And, of course, there are some humans. The first part of the miniseries introduces them: Raf, a twelve-year-old computer genius; Jack, a teenager who’s not really sure about himself; Miko, the Japanese exchange student who thinks these transforming robots are totally awesome. At this point, the presence of the Transformers isn’t widely known among humans (except for some government agents, we soon discover), but due to some circumstances the three kids see the Transformers in action, and the Autobots bring them back to their base for their protection.
Transformers Prime is an interesting mix, pulling a little bit from the live-action movies but also introducing its own flavor. As you can see from the images, Optimus Prime and Bumblebee look more like their movie counterparts than the original cartoons (Prime is a Peterbilt-style truck, not the snub-nose semi — though without the flames — and Bumblee turns into a muscle car instead of a Beetle). And, as in the movie, Megatron turns into a spaceship rather than a gun. However, both Megatron and Starscream look a bit different than their movie counterparts, and Transformers Prime isn’t tied to the continuity of the movies. (That’s a good thing, in my opinion.)
There’s still a good bit of humor in the cartoon, particularly with the interactions between the ‘bots and the kids. Each of the robots has pretty distinct personalities: Bulkhead is the big friendly giant, whereas Ratchet is a bit of a grouch and doesn’t want the kids around. On the flip side, the battles and fighting get pretty dark. Starscream is still the same sniveling servant to Megatron, with not-so-secret ambitions, but Megatron has gotten a lot creepier.

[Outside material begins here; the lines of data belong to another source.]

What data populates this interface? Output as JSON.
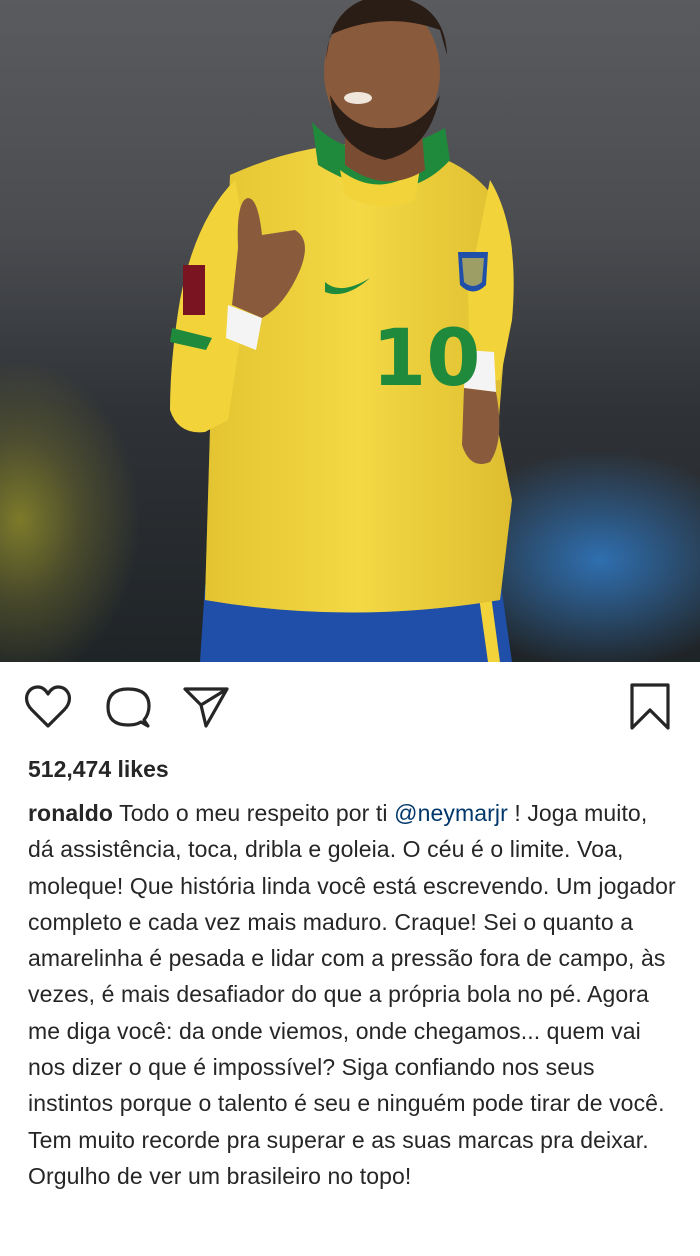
{
  "post": {
    "image_alt": "Player in yellow number 10 jersey celebrating"
  },
  "actions": {
    "like_icon": "heart-icon",
    "comment_icon": "comment-bubble-icon",
    "share_icon": "paper-plane-icon",
    "save_icon": "bookmark-icon"
  },
  "likes_text": "512,474 likes",
  "caption": {
    "username": "ronaldo",
    "text_before_mention": " Todo o meu respeito por ti ",
    "mention": "@neymarjr",
    "text_after_mention": " ! Joga muito, dá assistência, toca, dribla e goleia. O céu é o limite. Voa, moleque! Que história linda você está escrevendo. Um jogador completo e cada vez mais maduro. Craque! Sei o quanto a amarelinha é pesada e lidar com a pressão fora de campo, às vezes, é mais desafiador do que a própria bola no pé. Agora me diga você: da onde viemos, onde chegamos... quem vai nos dizer o que é impossível? Siga confiando nos seus instintos porque o talento é seu e ninguém pode tirar de você. Tem muito recorde pra superar e as suas marcas pra deixar. Orgulho de ver um brasileiro no topo!"
  },
  "colors": {
    "text": "#262626",
    "mention": "#00376b",
    "jersey_yellow": "#f2d43a",
    "jersey_green": "#1f8a3c",
    "shorts_blue": "#1f4fa8"
  }
}
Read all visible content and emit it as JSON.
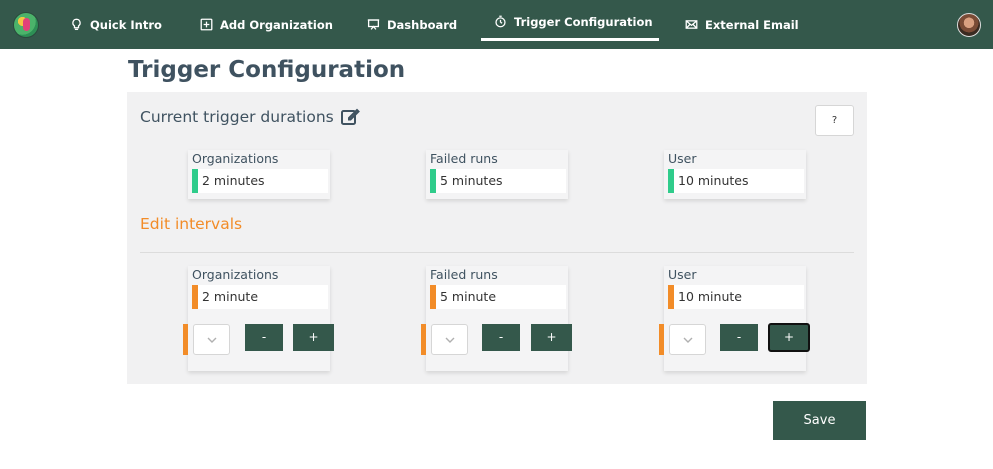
{
  "nav": {
    "items": [
      {
        "label": "Quick Intro",
        "icon": "lightbulb-icon"
      },
      {
        "label": "Add Organization",
        "icon": "plus-square-icon"
      },
      {
        "label": "Dashboard",
        "icon": "presentation-icon"
      },
      {
        "label": "Trigger Configuration",
        "icon": "timer-icon",
        "active": true
      },
      {
        "label": "External Email",
        "icon": "envelope-icon"
      }
    ]
  },
  "page": {
    "title": "Trigger Configuration"
  },
  "current": {
    "heading": "Current trigger durations",
    "help_label": "?",
    "cards": [
      {
        "label": "Organizations",
        "value": "2 minutes"
      },
      {
        "label": "Failed runs",
        "value": "5 minutes"
      },
      {
        "label": "User",
        "value": "10 minutes"
      }
    ]
  },
  "edit": {
    "heading": "Edit intervals",
    "cards": [
      {
        "label": "Organizations",
        "value": "2 minute",
        "minus": "-",
        "plus": "+"
      },
      {
        "label": "Failed runs",
        "value": "5 minute",
        "minus": "-",
        "plus": "+"
      },
      {
        "label": "User",
        "value": "10 minute",
        "minus": "-",
        "plus": "+"
      }
    ]
  },
  "actions": {
    "save_label": "Save"
  },
  "colors": {
    "brand": "#34584b",
    "accent_orange": "#f28c28",
    "accent_green": "#2fcc8b",
    "title": "#3f5260"
  }
}
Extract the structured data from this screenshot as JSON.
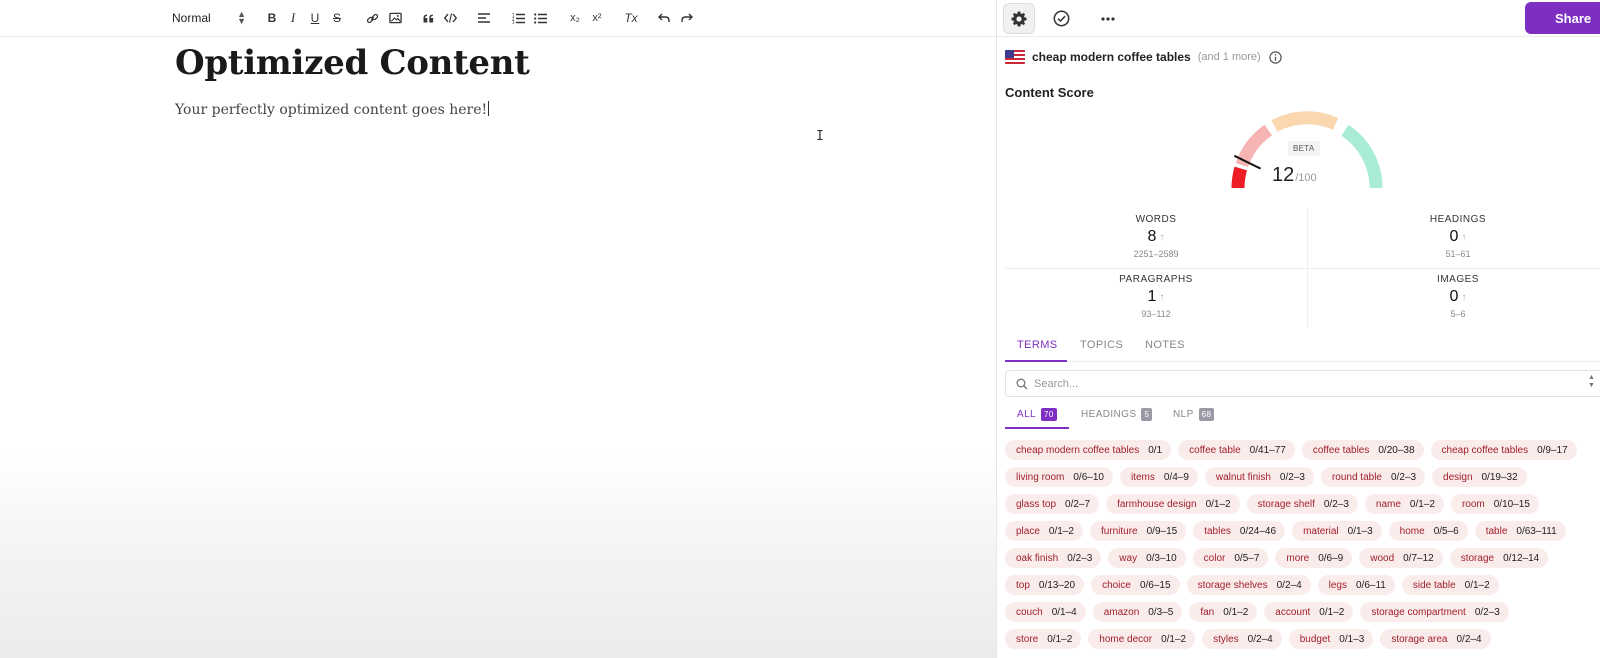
{
  "toolbar": {
    "format_select": "Normal",
    "bold": "B",
    "italic": "I",
    "underline": "U",
    "strike": "S",
    "subscript": "x₂",
    "superscript": "x²",
    "clear_format": "Tx"
  },
  "doc": {
    "title": "Optimized Content",
    "body": "Your perfectly optimized content goes here!"
  },
  "panel": {
    "share_label": "Share",
    "keyword": "cheap modern coffee tables",
    "keyword_more": "(and 1 more)",
    "content_score_title": "Content Score",
    "beta_label": "BETA",
    "score": "12",
    "score_max": "/100",
    "score_fraction": 0.12,
    "stats": {
      "words": {
        "label": "WORDS",
        "value": "8",
        "range": "2251–2589"
      },
      "headings": {
        "label": "HEADINGS",
        "value": "0",
        "range": "51–61"
      },
      "paragraphs": {
        "label": "PARAGRAPHS",
        "value": "1",
        "range": "93–112"
      },
      "images": {
        "label": "IMAGES",
        "value": "0",
        "range": "5–6"
      }
    },
    "tabs": [
      "TERMS",
      "TOPICS",
      "NOTES"
    ],
    "search_placeholder": "Search...",
    "subtabs": [
      {
        "label": "ALL",
        "count": "70"
      },
      {
        "label": "HEADINGS",
        "count": "5"
      },
      {
        "label": "NLP",
        "count": "68"
      }
    ]
  },
  "terms": [
    [
      [
        "cheap modern coffee tables",
        "0/1"
      ],
      [
        "coffee table",
        "0/41–77"
      ],
      [
        "coffee tables",
        "0/20–38"
      ],
      [
        "cheap coffee tables",
        "0/9–17"
      ]
    ],
    [
      [
        "living room",
        "0/6–10"
      ],
      [
        "items",
        "0/4–9"
      ],
      [
        "walnut finish",
        "0/2–3"
      ],
      [
        "round table",
        "0/2–3"
      ],
      [
        "design",
        "0/19–32"
      ]
    ],
    [
      [
        "glass top",
        "0/2–7"
      ],
      [
        "farmhouse design",
        "0/1–2"
      ],
      [
        "storage shelf",
        "0/2–3"
      ],
      [
        "name",
        "0/1–2"
      ],
      [
        "room",
        "0/10–15"
      ]
    ],
    [
      [
        "place",
        "0/1–2"
      ],
      [
        "furniture",
        "0/9–15"
      ],
      [
        "tables",
        "0/24–46"
      ],
      [
        "material",
        "0/1–3"
      ],
      [
        "home",
        "0/5–6"
      ],
      [
        "table",
        "0/63–111"
      ]
    ],
    [
      [
        "oak finish",
        "0/2–3"
      ],
      [
        "way",
        "0/3–10"
      ],
      [
        "color",
        "0/5–7"
      ],
      [
        "more",
        "0/6–9"
      ],
      [
        "wood",
        "0/7–12"
      ],
      [
        "storage",
        "0/12–14"
      ]
    ],
    [
      [
        "top",
        "0/13–20"
      ],
      [
        "choice",
        "0/6–15"
      ],
      [
        "storage shelves",
        "0/2–4"
      ],
      [
        "legs",
        "0/6–11"
      ],
      [
        "side table",
        "0/1–2"
      ]
    ],
    [
      [
        "couch",
        "0/1–4"
      ],
      [
        "amazon",
        "0/3–5"
      ],
      [
        "fan",
        "0/1–2"
      ],
      [
        "account",
        "0/1–2"
      ],
      [
        "storage compartment",
        "0/2–3"
      ]
    ],
    [
      [
        "store",
        "0/1–2"
      ],
      [
        "home decor",
        "0/1–2"
      ],
      [
        "styles",
        "0/2–4"
      ],
      [
        "budget",
        "0/1–3"
      ],
      [
        "storage area",
        "0/2–4"
      ]
    ]
  ],
  "colors": {
    "accent": "#7d2fc1",
    "term_text": "#a0202b",
    "term_bg": "#fbecec",
    "gauge_red": "#ee1c25",
    "gauge_pink": "#f7b4b4",
    "gauge_peach": "#fbd7b0",
    "gauge_mint": "#a8ecd4"
  },
  "icons": [
    "gear-icon",
    "check-circle-icon",
    "more-icon",
    "info-icon",
    "search-icon",
    "link-icon",
    "image-icon",
    "quote-icon",
    "code-icon",
    "align-icon",
    "ordered-list-icon",
    "bullet-list-icon",
    "undo-icon",
    "redo-icon"
  ]
}
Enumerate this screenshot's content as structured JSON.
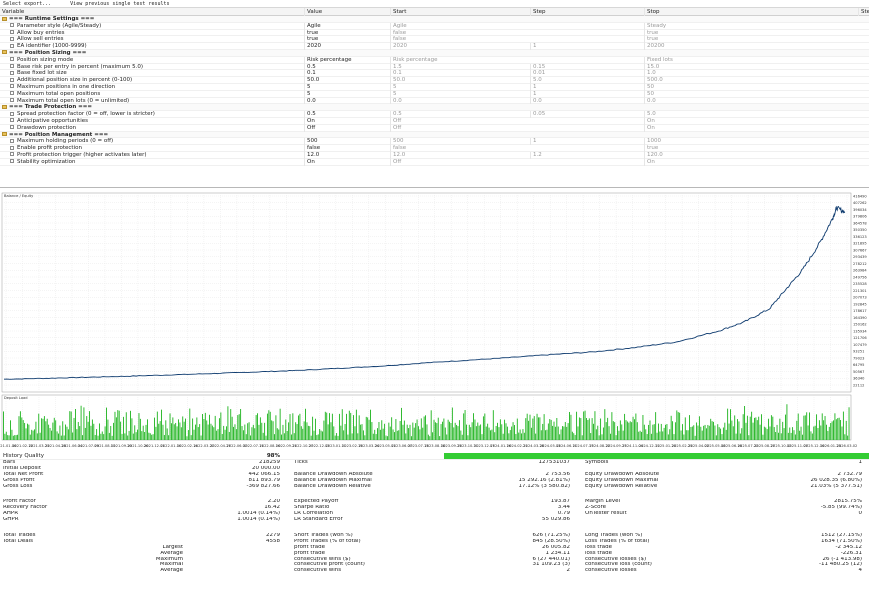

The cartoon also borrows from modern cinematic techniques: action scenes have that slo-mo/speed-up jerkiness to them, which can be a little grating at times but makes it feel like big-screen entertainment. It’s a bit melodramatic, as these things tend to be, but no more so than the original cartoons that we watched when we were kids — if it seems cheesy, it’s simply because we’ve grown up ourselves. Optimus Prime (voiced, as always, by the legendary Peter Cullen) manages to deliver cliched lines (“One shall rise. One shall fall.”) with gravitas and sincerity, which is quite an impressive feat in itself.
Watching it was a lot of fun — part of me wanted to groan at the parts that were predictable or cheesy, but the bigger part of me just reveled in the joy of watching robots transform and fight each other. That’s the part that I really missed from the live-action movies: all those tight close-ups and quick cuts never let you see the robots actually transforming. Of course, these new ones don’t transform in such a way that you could probably make a toy directly from the cartoon (as you could with the originals), they at least look like they could. Sure, sometimes they seem to play a little fast and loose with the whole “conservation of mass” thing, but in the original Megatron turned into a human-sized handgun, so I’m not complaining too much.
Here’s a brief clip to give you a bit of the flavor. (There are several more available on YouTube.)
If you’re nostalgic for the old Transformers series and you want something a little more grown-up, forget Michael Bay. Transformers Prime is an excellent place to start. The DVD releases on Tuesday, December 6, and you can pre-order it on Amazon now.
But wait! Before you do that, fill out this entry form first. We’ll take entries until 11:59pm EST on Wednesday, November 30. I’ll pick five winners at random and announce them by Friday, December 2, so you’ll know before release day whether or not you’ve won a copy.
If you’re unable to see the form below, you can also fill it out here.